of $284.72 in regular trading on Jan. 25.     
 
    MARGIN FOCUS
    The company also said fourth-quarter revenue rose 22 percent
to $21.27 billion as it grabbed a big share of online spending
during the holidays. But it was the profit that initially caught
Wall Street's eye.
    "It was a much better-than-expected gross margin, a strong
forward indicator to drive margin expansion. What is really
important is gross profit dollars and that line is stronger,"
said Ken Sena at Evercore Partners.
    The gross profit margins were 24 percent in the fourth
quarter, compared with Wall Street expectations of about 22
percent. 
    "Incredibly strong margins," said Jordan Rohan, an analyst
at Stifel Nicolaus. Amazon generated the highest quarterly gross
margin in its North America business in more than three years,
he noted. 
    Amazon mainly operates as a retailer, buying physical
products at wholesale prices, storing them and then selling at a
slight mark-up to consumers online.
    But the company has expanded into other businesses that are
potentially more profitable, including cloud computing, digital
content and acting as an online marketplace for other merchants.
    These newer businesses are growing faster than the company's
original retail operations, boosting profitability.  
    
    3P GROWTH
    The improved profitability was partly driven by the growth
of Amazon's online marketplace for third-party merchants, known
as 3P. 
    This business accounted for 39 percent of total unit sales
in the fourth quarter, up from 36 percent a year earlier.

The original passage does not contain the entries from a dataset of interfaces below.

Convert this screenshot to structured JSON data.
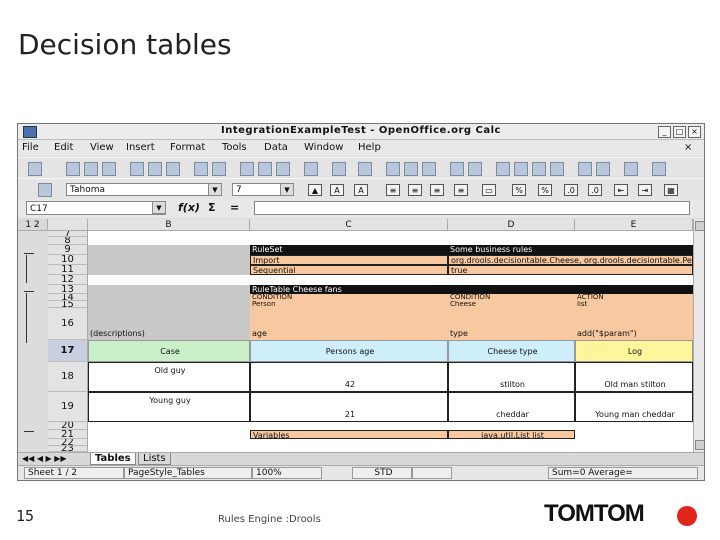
{
  "slide": {
    "title": "Decision tables",
    "page_number": "15",
    "footer_text": "Rules Engine :Drools",
    "logo_text": "TOMTOM",
    "accent_color": "#e1251b"
  },
  "window": {
    "title": "IntegrationExampleTest - OpenOffice.org Calc",
    "buttons": [
      "_",
      "□",
      "×"
    ]
  },
  "menu": [
    "File",
    "Edit",
    "View",
    "Insert",
    "Format",
    "Tools",
    "Data",
    "Window",
    "Help"
  ],
  "toolbar": {
    "font_name": "Tahoma",
    "font_size": "7"
  },
  "formula_bar": {
    "cell_ref": "C17",
    "fx": "f(x)",
    "sum": "Σ",
    "equals": "="
  },
  "columns": [
    "B",
    "C",
    "D",
    "E"
  ],
  "rows": [
    {
      "num": "7"
    },
    {
      "num": "8"
    },
    {
      "num": "9"
    },
    {
      "num": "10"
    },
    {
      "num": "11"
    },
    {
      "num": "12"
    },
    {
      "num": "13"
    },
    {
      "num": "14"
    },
    {
      "num": "15"
    },
    {
      "num": "16"
    },
    {
      "num": "17"
    },
    {
      "num": "18"
    },
    {
      "num": "19"
    },
    {
      "num": "20"
    },
    {
      "num": "21"
    },
    {
      "num": "22"
    },
    {
      "num": "23"
    }
  ],
  "cells": {
    "ruleset_label": "RuleSet",
    "ruleset_value": "Some business rules",
    "import_label": "Import",
    "import_value": "org.drools.decisiontable.Cheese, org.drools.decisiontable.Person",
    "sequential_label": "Sequential",
    "sequential_value": "true",
    "ruletable_label": "RuleTable Cheese fans",
    "cond1": "CONDITION",
    "cond2": "CONDITION",
    "action": "ACTION",
    "person": "Person",
    "cheese": "Cheese",
    "list": "list",
    "descriptions": "(descriptions)",
    "age": "age",
    "type": "type",
    "add": "add(\"$param\")",
    "case_hdr": "Case",
    "persons_age_hdr": "Persons age",
    "cheese_type_hdr": "Cheese type",
    "log_hdr": "Log",
    "case1": "Old guy",
    "age1": "42",
    "type1": "stilton",
    "log1": "Old man stilton",
    "case2": "Young guy",
    "age2": "21",
    "type2": "cheddar",
    "log2": "Young man cheddar",
    "variables_label": "Variables",
    "variables_value": "java.util.List list"
  },
  "sheet_tabs": [
    "Tables",
    "Lists"
  ],
  "status": {
    "sheet": "Sheet 1 / 2",
    "page_style": "PageStyle_Tables",
    "zoom": "100%",
    "mode": "STD",
    "sum": "Sum=0 Average="
  }
}
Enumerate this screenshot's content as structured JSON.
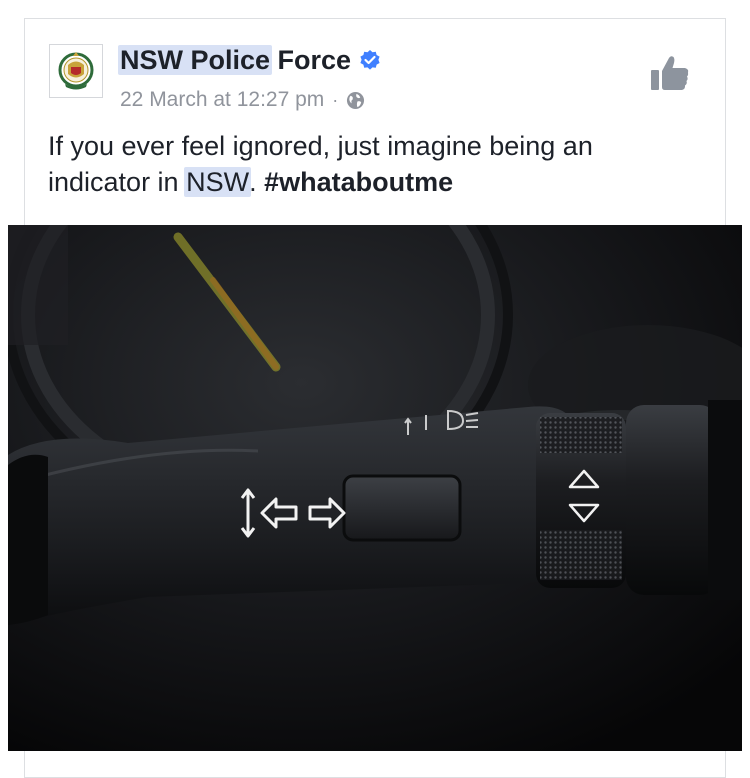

Total
unit sales rose 32 percent in the holiday quarter, while 3P unit
sales climbed more than 40 percent, compared with the fourth
quarter of 2011, according to Amazon Chief Financial Officer Tom
Szkutak. 
    When Amazon sells products itself, it reports the total
value of the sale as revenue. The cost of that product is then
subtracted for a gross profit margin. When a third-party
merchant sells products on Amazon's marketplace, the company
gets a cut of that sale. That commission is reported as revenue,
and most of it falls straight to its bottom line as profit.
    "That shift means lower revenue numbers but much higher
profit margins," said Rohan. 
    
    AWS, ADS, DIGITAL GOODS
    Amazon's cloud computing business, Amazon Web Services, or
AWS, is also thought to be higher margin than the company's
original retail business.
    Amazon also runs an online advertising business that is also
considered a lot more profitable. 
    These businesses are in the company's North America Other
category, which generated fourth-quarter revenue of $769
million, up 68 percent from a year earlier. 
    "AWS is growing very fast and that is certainly impacting
our operating profit," said CFO Szkutak.
    The financial chief also highlighted Amazon's newer digital
content businesses, particularly its video streaming offering. 
    Amazon has invested heavily in TV shows and movies to stream
over the Internet. It has partly packaged this as a free service
to consumers who have subscribed to its Prime two-day shipping
service. But customers can also pay to stream other video, often
newer movies. 
    "The percentage of Prime customers who were watching free
content through Prime instant video has gone up dramatically
year-over-year," Szkutak said during a conference call with
analysts. "We've also increased Prime membership dramatically
year-over-year. They are also purchasing paid content."
    
    SHIPPING COSTS FALL
    One of Amazon's biggest investments in recent years has been
focused on building lots of fulfillment centers closer to
shoppers. 
    It costs a lot to set up these giant warehouses, but over
the long term, Amazon hopes they will help the company reduce
its shipping costs. 
    That strategy shows signs of success in the fourth quarter.
Net shipping costs were 4.5 percent of sales in the period, down
from 5.4 percent a year early, the company reported. 
    "Over the past few years, we have expanded our fulfillment
network to the point where we are closer to customers and you're
seeing that reflected in our transportation costs," Szkutak CFO
said.   

 (Reporting By Alistair Barr and Alexei Oreskovic in San
Francisco; Editing by Bernard Orr)
Comments (0)
This discussion is now closed. We welcome comments on our articles for a limited period after their publication.